In the early 1970s, several Jewish feminists created the social justice group Ezrat Nashimin an effort to give men and women “equal access” to leadership roles within the Jewish community. María Pilar Aquino, a pioneer in the field of Latina feminist theology as a professor of religious studies, has authored more than 50 works on Latina rights, including Our Cry for Life: Feminist Theology from Latin America. Finally, bell hooks, a Buddhist Christian expert on womanism—a form of feminism centering on black women’s liberation—has written numerous essays and books analyzing the effects of racism, sexism, and spirituality on black women and feminist movements.
2. Holding leadership positions in faith communities
In 2012, only 11 percent of American congregations were led by women, and today, only 1 of the 100 largest churches in the United States is led by a woman, due in large part to institutionalized patriarchal models of leadership present in many houses of worship. More women of faith are redefining leadership in their houses of worship, providing important role models for young congregants and pushing to transform gender inequality from within their religious traditions. Bishop Vashti McKenzie was the first woman head of the African Methodist Episcopal (AME) Church, a role in which she encouraged and empowered women to grow professionally and attain leadership positions. Sally Jane Priesand was the first woman in the United States to be ordained as a rabbi and has worked in the Central Conference of American Rabbis’ Task Force on Women to help more women become ordained in the Reform Jewish movement.
Some of the largest and most historically significant churches today are led by women, such as Amy Butler, the first woman pastor of The Riverside Church. “Any time we can see women in roles of leadership doing good work … we’re changing people’s perception and chipping away at the patriarchy we all live with,” Butler says. She often uses her platform to speak out about women’s issues including abortion and sexual harassment. Rabi’a Keeble and M. Hasna Maznavi—founders of the first two female-run mosques in the country—have created their own communities of faith, where they saw a need for more gender-inclusive houses of worship. It is imperative that women continue to take the helm of faith-based organizations and communities, so that female congregants will feel more comfortable sharing their experiences as religious women.

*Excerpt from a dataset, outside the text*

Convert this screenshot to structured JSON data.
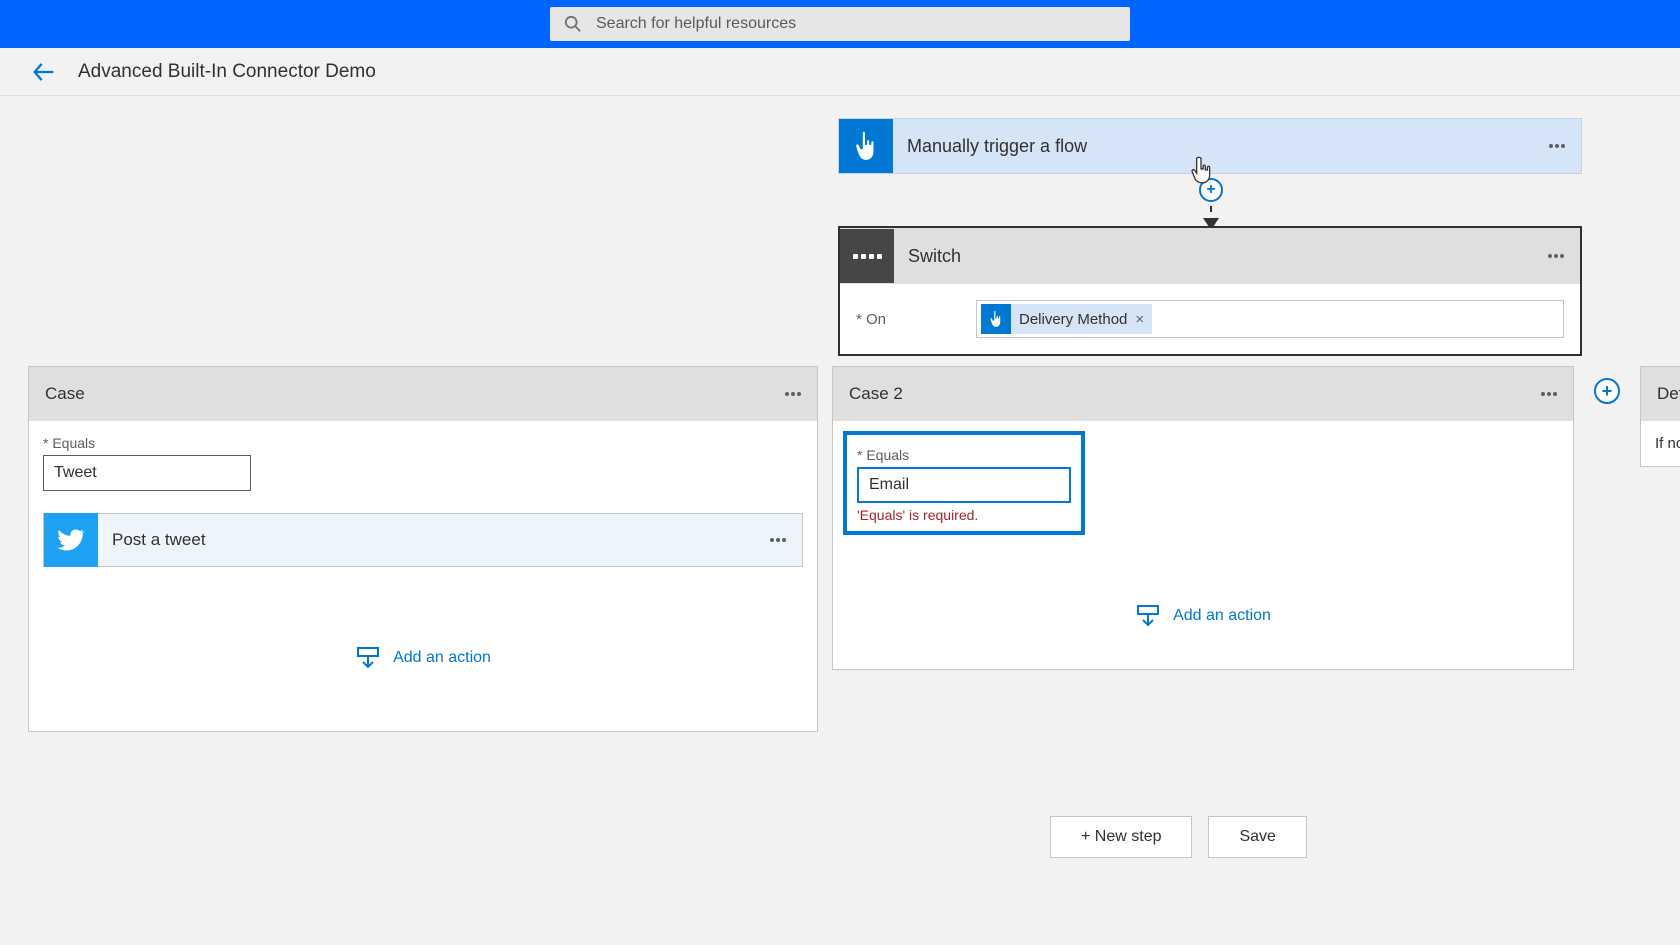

3. Fighting against sexual harassment in religious communities
Over the past year, there have been numerous complaints of pervasive and persistent sexual harassment to which no industry has been immune, including faith communities. According to a recent survey, 81 percent of women and 43 percent of men experience sexual harassment at some point in their lives. Building on the #MeToo movement, which aims to destigmatize survivors of sexual violence, Hannah Paasch and Emily Joy created the #ChurchToo movement on Twitter. #ChurchToo gives victims a platform to share their stories of sexual abuse in religious spaces. Paasch states, “for those who felt themselves silenced and their experiences erased, this hashtag is meant to be a place where survivors are heard, believed, seen and surrounded,” as well as hold churches accountable for their actions. In response to this campaign, Belinda Bauman and Lisa Sharon Harper started the movement #SilenceIsNotSpiritual to urge evangelical congregations and leaders to elevate and show solidarity with the voices of those affected by sexual assault.
Popular evangelical leader Jen Hatmaker has openly taken a stand against leaders who have committed sexual assault, telling abusers, “You will not be covered by … your clergy robes … your powerful position … Let this filthy, evil system that protects abusers fall to shreds.” As more women of faith share their stories and create platforms for others to do the same, houses of worship will continue to take steps to reform their sexual harassment policies.

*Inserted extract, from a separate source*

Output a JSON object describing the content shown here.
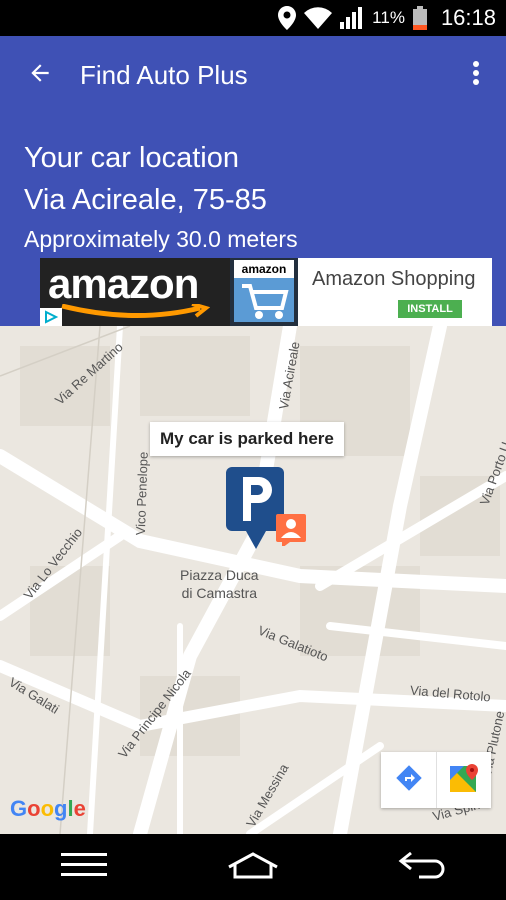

4. Serving in public offices from underrepresented religions
Elected officials that practice a religion other than Christianity are grossly underrepresented in local, state, and federal levels of government. For example, 91 percent of Congress identifies as Christian, while Jews make up only 6 percent, Buddhists make up 3 percent, Muslims make up 2 percent, and Hindus make up 3 percent. Today, the number of women running for elected office is increasing at an unprecedented rate, including women from underrepresented religions. Muslim women are filling legislative positions across the country and advocating for policies to help women in their faith community and beyond: Ilhan Omar (D-MN) made history in 2016 as the first Somali American legislator in the country when she was elected to the Minnesota House of Representatives, where she successfully advocated for paid parental leave for city employees to increase support for working families.
At the federal level, Sen. Mazie Hirono (D-HI) was the first Asian American woman and first Buddhist woman elected to the U.S. Senate. Earlier in her career, she founded the Patsy T. Mink Political Action Committee (PAC) with the goal of helping elect pro-choice women to Hawaii state offices. As an Obama administration appointee, Farah Pandith was the U.S. State Department’s first special representative to Muslim communities, where she led initiatives to help Muslim youth feel more accepted in society in an effort to reduce extremism. She also led the State Department’s Women in Public Service Project, a program to help women become the next academic, foreign policy, and advocacy leaders through learning institutes and mentorship.
5. Leading advocacy for immigrants and refugees
Since early 2017, the Trump administration has launched a slew of attacks on immigrants: removing protections for hundreds of thousands of immigrants, including asylum seekersand long-term U.S. residents; detaining and deporting parents of U.S.-citizen children; and continuously targeting some of the most vulnerable people. In response to increased deportations, women of faith have called for immigrant justice in their local communities and beyond. Social justice activists such as Stosh Cotler— who helped organize a day of action for the Muslim and Jewish communities in solidarity with immigrants—were arrested at the U.S. Capitol while demanding renewed protection for Dreamers. Bishop Minerva Carcaño was not only the first Hispanic woman elected as a bishop to the United Methodist Church, but she has also long advocated for immigrant rights, even testifying before Congress.
Today, approximately 50 percent of refugees worldwide are women and girls seeking safety and economic opportunity in new countries. In their journeys toward refuge, they are often vulnerable to sex trafficking, in which 96 percent of victims are women and girls. Yet faith leaders such as Nadia Murad Basee Taha are fighting to ensure the safety and success of these affected communities. After escaping Islamic State captivity, Taha became a Yazidi human rights advocate and is now the U.N. Office on Drugs and Crime Goodwill Ambassador for Human Trafficking. She has testified on the international stage to raise awareness for the disproportionate vulnerability young women face in areas of extreme violence and called on international organizations to help stop the violence against her community. In addition, poet and author Rafeef Ziadah uses her writing to advocate for human rights and women’s rights in areas of war, especially Palestine.
The historical contributions and leadership of women in religious communities are paramount. While the fight for women’s equality has persisted for years, there remains much room for progress. Women faith leaders are defying the limitations that society has historically placed on them in houses of worship, politics, activism, and society more broadly. Moving forward, women will continue to rise in all areas of public life, and in faith communities in particular, as an integral part of the rising tide of women’s leadership and the continuing fight for gender equality.
Rachel Koehler was an intern for the Faith and Progressive Policy Initiative at the Center for American Progress. Gwen Calais-Haase is a special assistant for both Democracy and Government Reform and the Faith and Progressive Policy Initiative at the Center.